Does Foot Bursitis go away?
Foot Bursitis requires adequate management therapies to heal. These may be in the form of medication, ointment, steroids, or even surgical procedures. In the majority of cases, the symptoms of Bursitis are corrected within a few weeks following treatment. However, adequate treatment may also lead to the recurrence of the condition.
How do you get Bursitis to go away?
Foot Bursitis may be initially managed with at-home therapies like taking adequate rest and applying ice to the affected area. This will help target the inflammation, which is the main factor behind the foot pain seen in Bursitis. However, the individual may also be prescribed painkillers for excessive pain. If over-the-counter pain killers are ineffective in treating the symptoms, the doctor may recommend the individual oral Steroid pills. Injections of steroids are not recommended as they may lead to complications like atrophy of skin and tendon injuries.
What does Bursitis in the foot feel like?

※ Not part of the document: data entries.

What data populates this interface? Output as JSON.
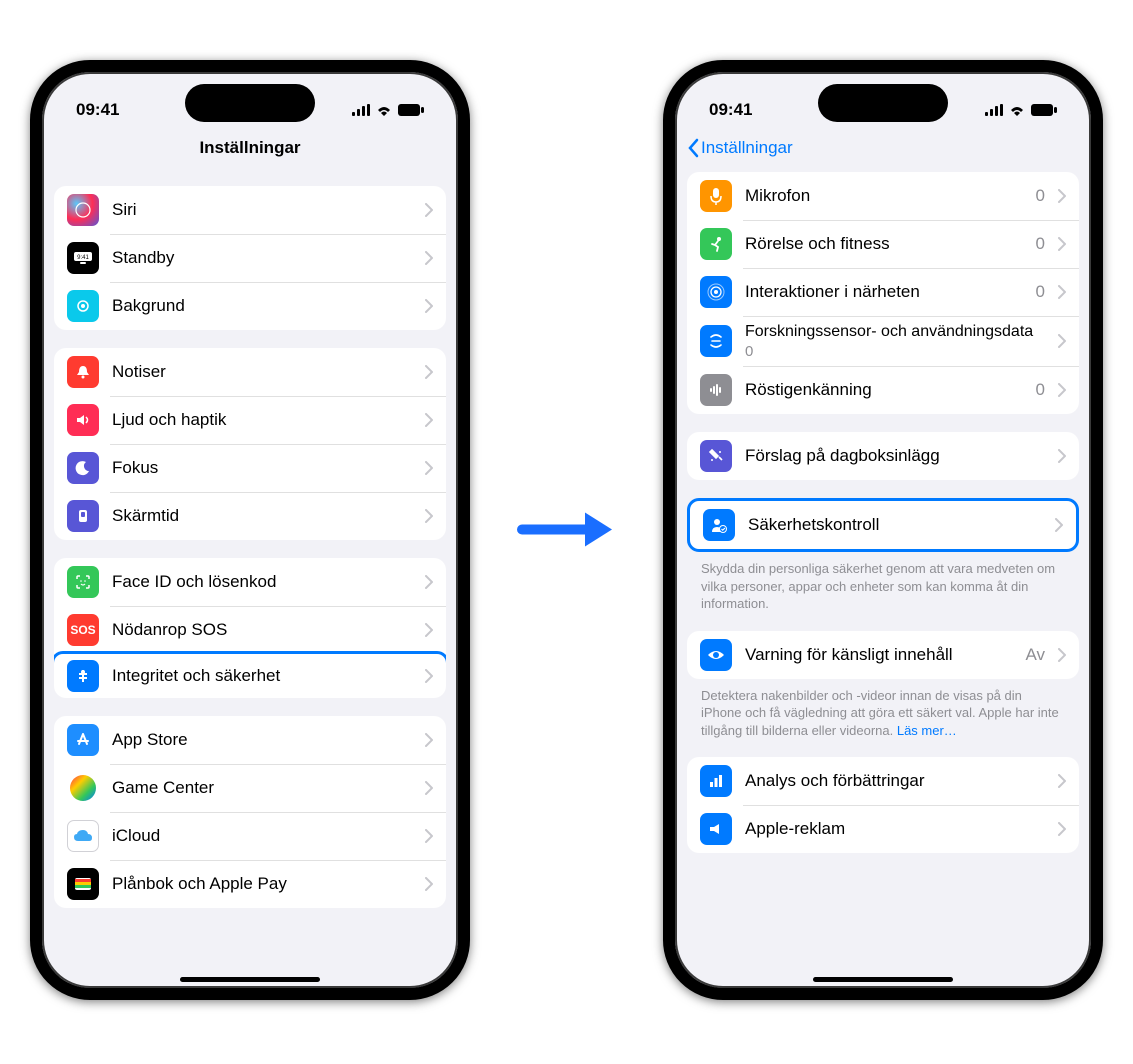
{
  "time": "09:41",
  "phone1": {
    "title": "Inställningar",
    "groups": [
      {
        "rows": [
          {
            "id": "siri",
            "label": "Siri"
          },
          {
            "id": "standby",
            "label": "Standby"
          },
          {
            "id": "bakgrund",
            "label": "Bakgrund"
          }
        ]
      },
      {
        "rows": [
          {
            "id": "notiser",
            "label": "Notiser"
          },
          {
            "id": "ljud",
            "label": "Ljud och haptik"
          },
          {
            "id": "fokus",
            "label": "Fokus"
          },
          {
            "id": "skarmtid",
            "label": "Skärmtid"
          }
        ]
      },
      {
        "rows": [
          {
            "id": "faceid",
            "label": "Face ID och lösenkod"
          },
          {
            "id": "sos",
            "label": "Nödanrop SOS"
          },
          {
            "id": "integritet",
            "label": "Integritet och säkerhet",
            "highlight": true
          }
        ]
      },
      {
        "rows": [
          {
            "id": "appstore",
            "label": "App Store"
          },
          {
            "id": "gamecenter",
            "label": "Game Center"
          },
          {
            "id": "icloud",
            "label": "iCloud"
          },
          {
            "id": "wallet",
            "label": "Plånbok och Apple Pay"
          }
        ]
      }
    ]
  },
  "phone2": {
    "back": "Inställningar",
    "groups": [
      {
        "rows": [
          {
            "id": "mikrofon",
            "label": "Mikrofon",
            "value": "0"
          },
          {
            "id": "rorelse",
            "label": "Rörelse och fitness",
            "value": "0"
          },
          {
            "id": "interaktioner",
            "label": "Interaktioner i närheten",
            "value": "0"
          },
          {
            "id": "forskning",
            "label": "Forskningssensor- och användningsdata",
            "sub": "0"
          },
          {
            "id": "rost",
            "label": "Röstigenkänning",
            "value": "0"
          }
        ]
      },
      {
        "rows": [
          {
            "id": "dagbok",
            "label": "Förslag på dagboksinlägg"
          }
        ]
      },
      {
        "highlight": true,
        "rows": [
          {
            "id": "sakerhet",
            "label": "Säkerhetskontroll"
          }
        ],
        "footer": "Skydda din personliga säkerhet genom att vara medveten om vilka personer, appar och enheter som kan komma åt din information."
      },
      {
        "rows": [
          {
            "id": "varning",
            "label": "Varning för känsligt innehåll",
            "value": "Av"
          }
        ],
        "footer": "Detektera nakenbilder och -videor innan de visas på din iPhone och få vägledning att göra ett säkert val. Apple har inte tillgång till bilderna eller videorna. ",
        "footer_link": "Läs mer…"
      },
      {
        "rows": [
          {
            "id": "analys",
            "label": "Analys och förbättringar"
          },
          {
            "id": "reklam",
            "label": "Apple-reklam"
          }
        ]
      }
    ]
  }
}
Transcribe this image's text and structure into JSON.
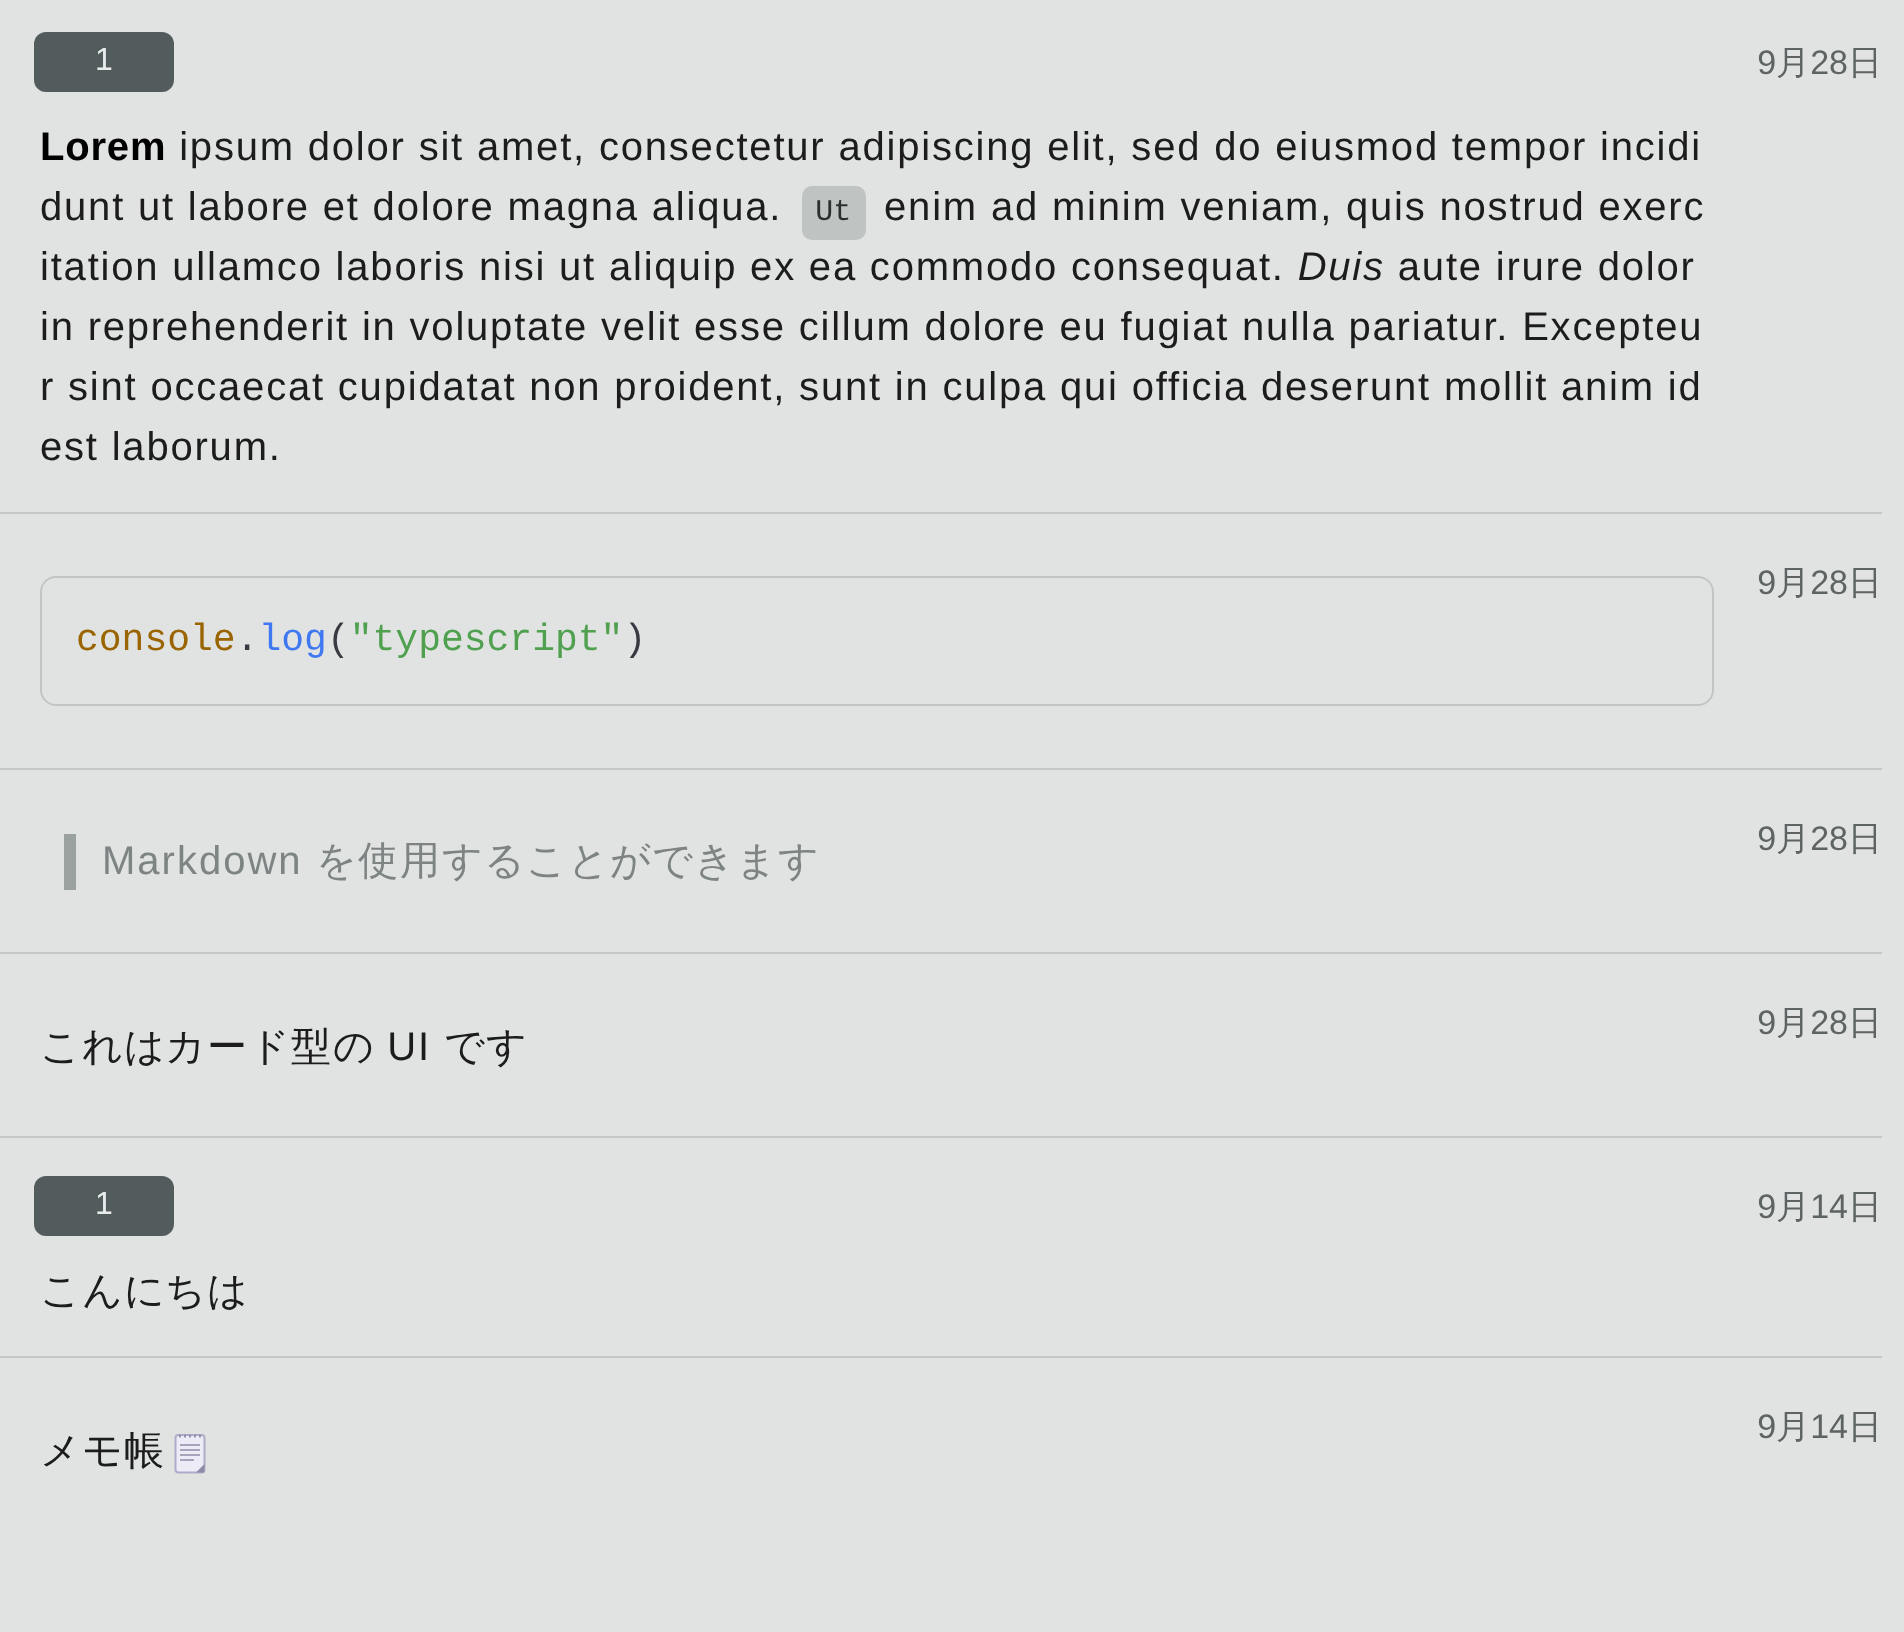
{
  "memos": [
    {
      "badge": "1",
      "date": "9月28日",
      "blocks": [
        {
          "kind": "paragraph",
          "segments": [
            {
              "kind": "text",
              "text": "**Lorem** ipsum dolor sit amet, consectetur adipiscing elit, sed do eiusmod tempor incididunt ut labore et dolore magna aliqua. "
            },
            {
              "kind": "code",
              "text": "Ut"
            },
            {
              "kind": "text",
              "text": " enim ad minim veniam, quis nostrud exercitation ullamco laboris nisi ut aliquip ex ea commodo consequat. *Duis* aute irure dolor in reprehenderit in voluptate velit esse cillum dolore eu fugiat nulla pariatur. Excepteur sint occaecat cupidatat non proident, sunt in culpa qui officia deserunt mollit anim id est laborum."
            }
          ]
        }
      ]
    },
    {
      "date": "9月28日",
      "blocks": [
        {
          "kind": "code_block",
          "tokens": [
            {
              "kind": "variable",
              "text": "console"
            },
            {
              "kind": "punctuation",
              "text": "."
            },
            {
              "kind": "function",
              "text": "log"
            },
            {
              "kind": "punctuation",
              "text": "("
            },
            {
              "kind": "string",
              "text": "\"typescript\""
            },
            {
              "kind": "punctuation",
              "text": ")"
            }
          ]
        }
      ]
    },
    {
      "date": "9月28日",
      "blocks": [
        {
          "kind": "quote",
          "text": "Markdown を使用することができます"
        }
      ]
    },
    {
      "date": "9月28日",
      "blocks": [
        {
          "kind": "paragraph",
          "segments": [
            {
              "kind": "text",
              "text": "これはカード型の UI です"
            }
          ]
        }
      ]
    },
    {
      "badge": "1",
      "date": "9月14日",
      "blocks": [
        {
          "kind": "paragraph",
          "segments": [
            {
              "kind": "text",
              "text": "こんにちは"
            }
          ]
        }
      ]
    },
    {
      "date": "9月14日",
      "blocks": [
        {
          "kind": "paragraph",
          "segments": [
            {
              "kind": "text",
              "text": "メモ帳"
            },
            {
              "kind": "icon"
            }
          ]
        }
      ]
    }
  ]
}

The pain of Bursitis usually presents as a dull ache in the feet. However, the individual may also experience swelling in their feet due to accumulated fluid in the inflamed bursa. This pain may particularly be triggered by wearing tight shoes or high heels. It may also be more common in individuals who spend the majority of their time on their feet or indulge in excessive physical activity like running, jumping, and lifting weights.
1. InformedHealth.org [Internet]. Cologne, Germany: Institute for Quality and Efficiency in Health Care (IQWiG); 2006-. Bursitis: Overview. 2018 Jul 26. Available from: https://www.ncbi.nlm.nih.gov/books/NBK525773/
2. Zanetti, M., & Weishaupt, D. (2005). MR imaging of the forefoot: Morton neuroma and differential diagnoses. Seminars in musculoskeletal radiology, 9(3), 175–186. https://doi.org/10.1055/s-2005-921938
3. Williams CH, Jamal Z, Sternard BT. Bursitis. [Updated 2022 Feb 22]. In: StatPearls [Internet]. Treasure Island (FL): StatPearls Publishing; 2022 Jan-. Available from: https://www.ncbi.nlm.nih.gov/books/NBK513340/
4. Zidani H, Genah I, Lae M, Bousson V, Laredo JD. Adventitious bursitis in the plantar fat pad of forefoot presenting as a tumoral mass. J Radiol Case Rep. 2020;14(2):12-20. Published 2020 Feb 29. doi:10.3941/jrcr.v14i2.3711
5. InformedHealth.org [Internet]. Cologne, Germany: Institute for Quality and Efficiency in Health Care (IQWiG); 2006-. How can bursitis be treated? 2018 Jul 26. Available from: https://www.ncbi.nlm.nih.gov/books/NBK525763/
6. Truong J, Mabrouk A, Ashurst JV. Septic Bursitis. [Updated 2022 Feb 7]. In: StatPearls [Internet]. Treasure Island (FL): StatPearls Publishing; 2022 Jan-. Available from: https://www.ncbi.nlm.nih.gov/books/NBK470331/